    Most, though not all, economists rely on ceteris paribus conditions to build and test economic models. The reason they do ... Read Full Answer >>
  5. How is the 80-20 rule (Pareto's Principle) used in macroeconomics?

    The 80-20 rule was first used in macroeconomics to describe the distribution of wealth in Italy in the early 20th century, ... Read Full Answer >>
  6. What are some of the uses of the coefficient of variation (COV)?

    In statistics, the coefficient of variation (COV) is a simple measure of relative event dispersion. It is equal to the ratio ... Read Full Answer >>
Related Articles
  1. Economics

    J.D. Rockefeller: From Oil Baron To Billionaire

    More than 70 years after his death, this man remains one of the great figures of Wall Street.
  2. Taxes

    Spoil Your Grandkids, Cut Your Tax Bill

    Helping your grandchildren save for college is a way to spoil them and reap some benefits yourself.
  3. Mutual Funds & ETFs

    Commodity Funds 101

    These funds make investing in gold, oil or grain an easier prospect.
  4. Options & Futures

    An Introduction To Canadian Income Trusts

    Yields in excess of 10% aren't rare, but these unique investments need to be chosen very carefully.
  5. Active Trading

    How Does Crude Oil Affect Gas Prices?

    Find out how this commodity's fluctuating price affects more than just how much you pay at the pump.
  6. Economics

    Meet OPEC, Manager Of Oil Wealth

    This organization's decisions can influence oil prices, but there is a limit to its power.
  7. Economics

    What is Deadweight Loss?

    Mainly used in economics, deadweight loss can be applied to any deficiency caused by an inefficient allocation of resources.
  8. Investing

    The Strong Dollar’s (Real) Toll On Tech Stocks

    A large portion of U.S. technology companies’ sales occur overseas, given the strong international business and consumer demand from many U.S. tech firms.
  9. Fundamental Analysis

    How to Calculate a Coverage Ratio

    In broad terms, the higher the coverage ratio, the better the ability of the enterprise to fulfill its obligations to its lenders.
  10. Economics

    How to Do a Cost-Benefit Analysis

    The benefits of a given situation or business-related action are summed and then the costs associated with taking that action are subtracted.

You May Also Like

Hot Definitions
  1. Moving Average - MA

    A widely used indicator in technical analysis that helps smooth out price action by filtering out the “noise” from random ...
  2. Yield Curve

    A line that plots the interest rates, at a set point in time, of bonds having equal credit quality, but differing maturity ...
  3. Productivity

    An economic measure of output per unit of input.
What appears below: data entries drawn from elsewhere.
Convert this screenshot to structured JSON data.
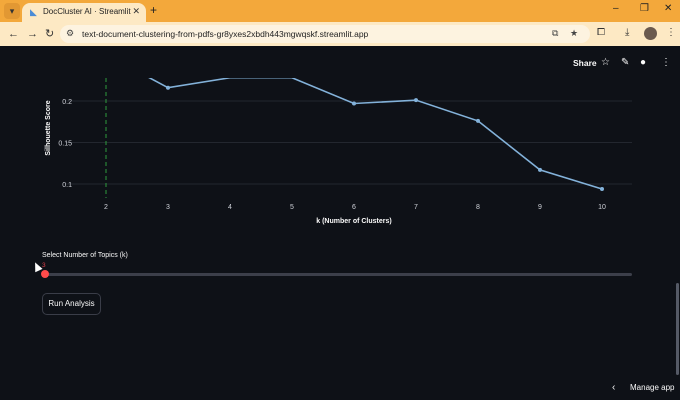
{
  "browser": {
    "tab_title": "DocCluster AI · Streamlit",
    "url": "text-document-clustering-from-pdfs-gr8yxes2xbdh443mgwqskf.streamlit.app",
    "icons": {
      "tab_list": "chevron-down-icon",
      "new_tab": "plus-icon",
      "back": "arrow-left-icon",
      "forward": "arrow-right-icon",
      "reload": "reload-icon",
      "site_info": "site-info-icon",
      "install": "install-app-icon",
      "bookmark": "star-icon",
      "extensions": "puzzle-icon",
      "download": "download-icon",
      "menu": "more-vertical-icon"
    }
  },
  "app": {
    "toolbar": {
      "share_label": "Share"
    },
    "slider": {
      "label": "Select Number of Topics (k)",
      "value": "3",
      "fraction": 0
    },
    "run_button_label": "Run Analysis",
    "manage_app_label": "Manage app",
    "colors": {
      "background": "#0e1117",
      "line": "#83b2da",
      "threshold": "#2e9b3c",
      "slider_thumb": "#ff4b4b"
    }
  },
  "chart_data": {
    "type": "line",
    "xlabel": "k (Number of Clusters)",
    "ylabel": "Silhouette Score",
    "x": [
      2,
      3,
      4,
      5,
      6,
      7,
      8,
      9,
      10
    ],
    "y_visible_ticks": [
      "0.1",
      "0.15",
      "0.2"
    ],
    "series": [
      {
        "values": [
          null,
          0.216,
          0.228,
          0.228,
          0.197,
          0.201,
          0.176,
          0.117,
          0.094
        ]
      }
    ],
    "vline_x": 2,
    "grid": "horizontal",
    "x_tick_labels": [
      "2",
      "3",
      "4",
      "5",
      "6",
      "7",
      "8",
      "9",
      "10"
    ]
  }
}
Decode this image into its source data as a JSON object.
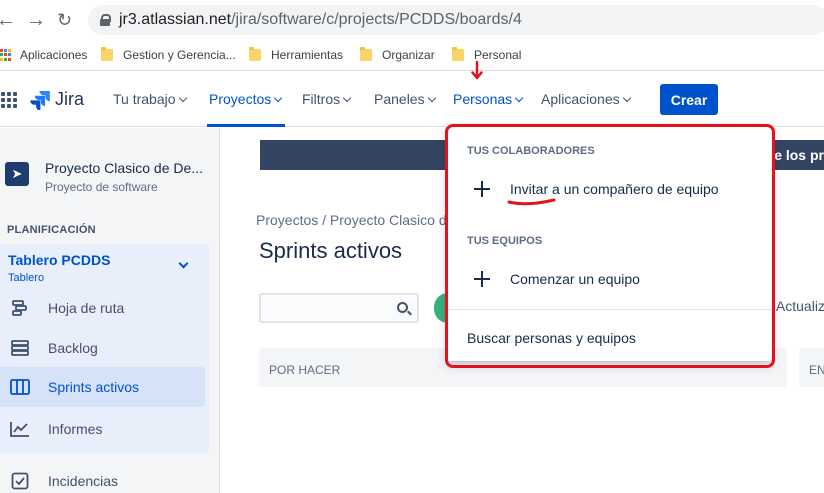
{
  "browser": {
    "url_host": "jr3.atlassian.net",
    "url_path": "/jira/software/c/projects/PCDDS/boards/4",
    "bookmarks": [
      {
        "label": "Aplicaciones",
        "icon": "apps-grid-icon"
      },
      {
        "label": "Gestion y Gerencia...",
        "icon": "folder-icon"
      },
      {
        "label": "Herramientas",
        "icon": "folder-icon"
      },
      {
        "label": "Organizar",
        "icon": "folder-icon"
      },
      {
        "label": "Personal",
        "icon": "folder-icon"
      }
    ]
  },
  "nav": {
    "logo": "Jira",
    "items": [
      {
        "label": "Tu trabajo"
      },
      {
        "label": "Proyectos"
      },
      {
        "label": "Filtros"
      },
      {
        "label": "Paneles"
      },
      {
        "label": "Personas"
      },
      {
        "label": "Aplicaciones"
      }
    ],
    "create_label": "Crear",
    "brand_color": "#0052cc"
  },
  "sidebar": {
    "project_name": "Proyecto Clasico de De...",
    "project_type": "Proyecto de software",
    "section_title": "PLANIFICACIÓN",
    "board_title": "Tablero PCDDS",
    "board_sub": "Tablero",
    "items": [
      {
        "label": "Hoja de ruta",
        "icon": "roadmap-icon"
      },
      {
        "label": "Backlog",
        "icon": "backlog-icon"
      },
      {
        "label": "Sprints activos",
        "icon": "board-columns-icon"
      },
      {
        "label": "Informes",
        "icon": "chart-line-icon"
      },
      {
        "label": "Incidencias",
        "icon": "issues-icon"
      }
    ]
  },
  "main": {
    "banner_text": "de los pr",
    "breadcrumb": "Proyectos  /  Proyecto Clasico d",
    "page_title": "Sprints activos",
    "actualiz_text": "e Actualiz",
    "columns": [
      {
        "label": "POR HACER"
      },
      {
        "label": "EN"
      }
    ]
  },
  "dropdown": {
    "section1": "TUS COLABORADORES",
    "invite": "Invitar a un compañero de equipo",
    "section2": "TUS EQUIPOS",
    "start_team": "Comenzar un equipo",
    "search_link": "Buscar personas y equipos"
  },
  "annotation_color": "#e3121c"
}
Inputs include labor and capital, while output is typically measured in ...
  4. Variance

    The spread between numbers in a data set, measuring Variance is calculated by taking the differences between each number ...
  5. Terminal Value - TV

    The value of a bond at maturity, or of an asset at a specified, future valuation date, taking into account factors such as ...
  6. Rule Of 70

    A way to estimate the number of years it takes for a certain variable to double. The rule of 70 states that in order to estimate ...
Trading Center